* _WHAT IS NEEDED_: Copy out, from the entries below, each line holding the string "label".

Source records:
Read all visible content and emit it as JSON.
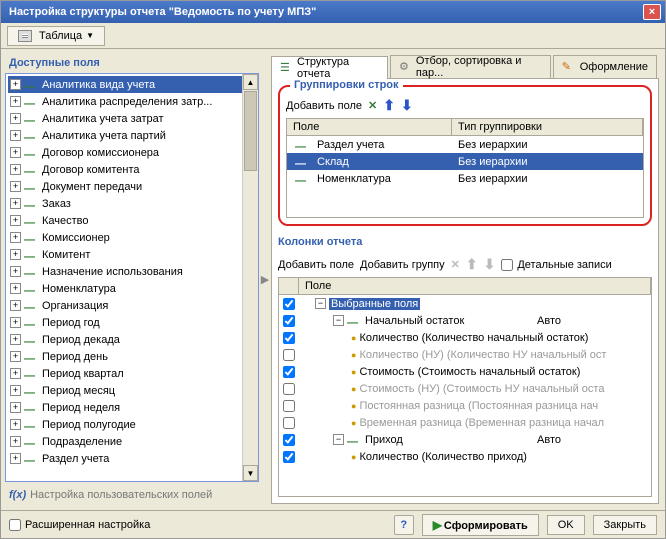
{
  "window": {
    "title": "Настройка структуры отчета \"Ведомость по учету МПЗ\""
  },
  "toolbar": {
    "view_mode": "Таблица"
  },
  "left": {
    "heading": "Доступные поля",
    "tree": [
      "Аналитика вида учета",
      "Аналитика распределения затр...",
      "Аналитика учета затрат",
      "Аналитика учета партий",
      "Договор комиссионера",
      "Договор комитента",
      "Документ передачи",
      "Заказ",
      "Качество",
      "Комиссионер",
      "Комитент",
      "Назначение использования",
      "Номенклатура",
      "Организация",
      "Период год",
      "Период декада",
      "Период день",
      "Период квартал",
      "Период месяц",
      "Период неделя",
      "Период полугодие",
      "Подразделение",
      "Раздел учета"
    ],
    "userfields": "Настройка пользовательских полей"
  },
  "tabs": {
    "t1": "Структура отчета",
    "t2": "Отбор, сортировка и пар...",
    "t3": "Оформление"
  },
  "groupings": {
    "title": "Группировки строк",
    "add_field": "Добавить поле",
    "col_field": "Поле",
    "col_type": "Тип группировки",
    "rows": [
      {
        "field": "Раздел учета",
        "type": "Без иерархии",
        "sel": false
      },
      {
        "field": "Склад",
        "type": "Без иерархии",
        "sel": true
      },
      {
        "field": "Номенклатура",
        "type": "Без иерархии",
        "sel": false
      }
    ]
  },
  "columns": {
    "title": "Колонки отчета",
    "add_field": "Добавить поле",
    "add_group": "Добавить группу",
    "detail": "Детальные записи",
    "head": "Поле",
    "rows": [
      {
        "kind": "root",
        "label": "Выбранные поля",
        "check": true,
        "sel": true
      },
      {
        "kind": "group",
        "label": "Начальный остаток",
        "auto": "Авто",
        "check": true
      },
      {
        "kind": "field",
        "label": "Количество (Количество начальный остаток)",
        "check": true
      },
      {
        "kind": "field",
        "label": "Количество (НУ) (Количество НУ начальный ост",
        "check": false,
        "dim": true
      },
      {
        "kind": "field",
        "label": "Стоимость (Стоимость начальный остаток)",
        "check": true
      },
      {
        "kind": "field",
        "label": "Стоимость (НУ) (Стоимость НУ начальный оста",
        "check": false,
        "dim": true
      },
      {
        "kind": "field",
        "label": "Постоянная разница (Постоянная разница нач",
        "check": false,
        "dim": true
      },
      {
        "kind": "field",
        "label": "Временная разница (Временная разница начал",
        "check": false,
        "dim": true
      },
      {
        "kind": "group",
        "label": "Приход",
        "auto": "Авто",
        "check": true
      },
      {
        "kind": "field",
        "label": "Количество (Количество приход)",
        "check": true
      }
    ]
  },
  "footer": {
    "advanced": "Расширенная настройка",
    "form": "Сформировать",
    "ok": "OK",
    "close": "Закрыть"
  }
}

* _REPLY_:
        "label": "Выбранные поля",
        "label": "Начальный остаток",
        "label": "Количество (Количество начальный остаток)",
        "label": "Количество (НУ) (Количество НУ начальный ост",
        "label": "Стоимость (Стоимость начальный остаток)",
        "label": "Стоимость (НУ) (Стоимость НУ начальный оста",
        "label": "Постоянная разница (Постоянная разница нач",
        "label": "Временная разница (Временная разница начал",
        "label": "Приход",
        "label": "Количество (Количество приход)",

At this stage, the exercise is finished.